  • Welcome to ELL! This is a nice addition to the existing answers. It might be helpful to show how it's used in a complete example sentence. I found one in this article: vice.com/en_us/article/…. It seems like there might be a choice between living "in the country" and "on country". A person could choose not to follow traditional customs but still live in a rural area. What would be the term for that? – ColleenV parted ways Jan 15 '17 at 3:37
  • Correct! The usage "on country" is specific to indigenous peoples. The normal non-indigenous usage is "in the country". We could easily have someone saying something like "I live in the country in the middle of New South Wales, and I was very pleased when the local mob gave me an official welcome onto country". Note the use "onto" in this case -- this is a form implying a change of state (from "off country" to "on country". – Warren Ham Jan 17 '17 at 3:26
  • Was too slow in my edit -- a addition to my comment... The word "mob" I used is probably more common than "tribe", but has a similar meaning. And a comment about the word "village" ... Australia really doesn't use the word much -- we tend to have the range 'city -- town -- small town'. "Village" to an Australian sounds English -- i.e. a small town in England. – Warren Ham Jan 17 '17 at 3:45
  • That's really interesting information - you should edit it into your answer. Comments tend to get overlooked (and you can't go back and revise them later :) ) – ColleenV parted ways Jan 17 '17 at 12:40

Your Answer

By clicking “Post Your Answer”, you agree to our terms of service, privacy policy and cookie policy

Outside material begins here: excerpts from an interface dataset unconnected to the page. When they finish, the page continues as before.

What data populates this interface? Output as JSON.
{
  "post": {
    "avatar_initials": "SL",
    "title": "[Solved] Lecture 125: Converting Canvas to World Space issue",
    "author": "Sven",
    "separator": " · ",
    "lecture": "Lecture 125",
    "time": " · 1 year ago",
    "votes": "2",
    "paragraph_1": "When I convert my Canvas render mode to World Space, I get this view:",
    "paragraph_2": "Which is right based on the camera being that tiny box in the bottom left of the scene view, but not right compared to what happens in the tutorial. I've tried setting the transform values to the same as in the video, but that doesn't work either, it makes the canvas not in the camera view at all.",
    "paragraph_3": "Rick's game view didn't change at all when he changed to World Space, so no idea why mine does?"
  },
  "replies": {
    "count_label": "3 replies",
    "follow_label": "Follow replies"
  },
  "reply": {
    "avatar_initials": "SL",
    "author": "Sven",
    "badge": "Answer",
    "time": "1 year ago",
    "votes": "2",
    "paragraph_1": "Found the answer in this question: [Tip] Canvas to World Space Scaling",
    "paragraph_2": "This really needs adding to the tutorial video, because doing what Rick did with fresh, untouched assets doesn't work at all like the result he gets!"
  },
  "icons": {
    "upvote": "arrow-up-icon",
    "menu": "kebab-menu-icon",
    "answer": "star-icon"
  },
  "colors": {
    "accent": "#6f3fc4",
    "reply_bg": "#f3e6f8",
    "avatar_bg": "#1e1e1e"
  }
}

Not the answer you're looking for? Browse other questions tagged or ask your own question.